**Work instructions:** Within the data below, find the string "image" and return each line where it occurs.

**Provided material:**
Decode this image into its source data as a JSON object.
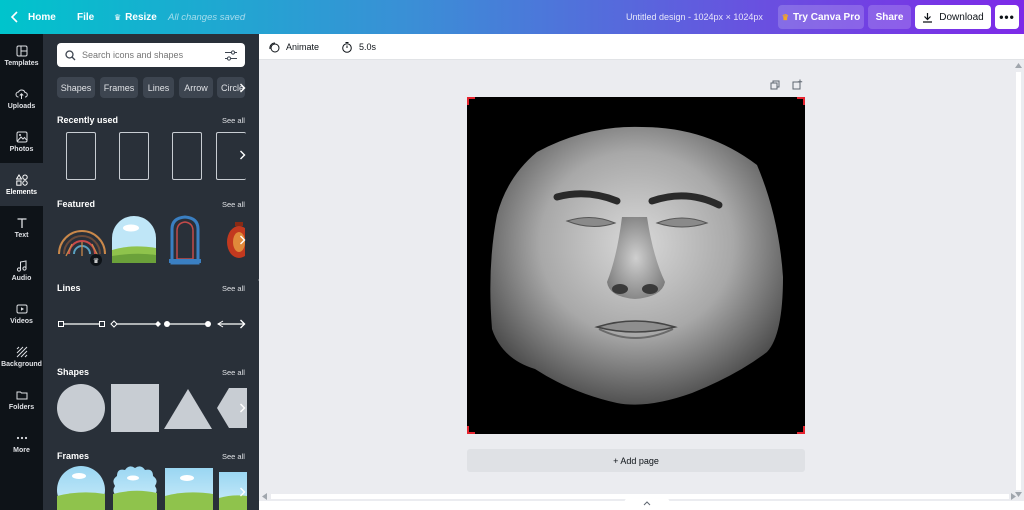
{
  "topbar": {
    "home_label": "Home",
    "file_label": "File",
    "resize_label": "Resize",
    "save_status": "All changes saved",
    "doc_title": "Untitled design - 1024px × 1024px",
    "try_pro_label": "Try Canva Pro",
    "share_label": "Share",
    "download_label": "Download",
    "more_label": "•••"
  },
  "rail": {
    "items": [
      {
        "label": "Templates",
        "icon": "templates-icon"
      },
      {
        "label": "Uploads",
        "icon": "upload-cloud-icon"
      },
      {
        "label": "Photos",
        "icon": "image-icon"
      },
      {
        "label": "Elements",
        "icon": "elements-shapes-icon"
      },
      {
        "label": "Text",
        "icon": "text-t-icon"
      },
      {
        "label": "Audio",
        "icon": "music-note-icon"
      },
      {
        "label": "Videos",
        "icon": "video-icon"
      },
      {
        "label": "Background",
        "icon": "hatch-pattern-icon"
      },
      {
        "label": "Folders",
        "icon": "folder-icon"
      },
      {
        "label": "More",
        "icon": "more-dots-icon"
      }
    ],
    "active_index": 3
  },
  "panel": {
    "search_placeholder": "Search icons and shapes",
    "chips": [
      "Shapes",
      "Frames",
      "Lines",
      "Arrow",
      "Circle"
    ],
    "sections": {
      "recently_used": "Recently used",
      "featured": "Featured",
      "lines": "Lines",
      "shapes": "Shapes",
      "frames": "Frames"
    },
    "see_all": "See all"
  },
  "canvas": {
    "animate_label": "Animate",
    "duration_label": "5.0s",
    "add_page_label": "+ Add page"
  },
  "colors": {
    "accent_red": "#e5242f",
    "panel_bg": "#293039",
    "rail_bg": "#0e1318",
    "crown": "#f5a623"
  }
}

**Reply to the exercise:**
Decode this image into its source data as a JSON object.
        "icon": "image-icon"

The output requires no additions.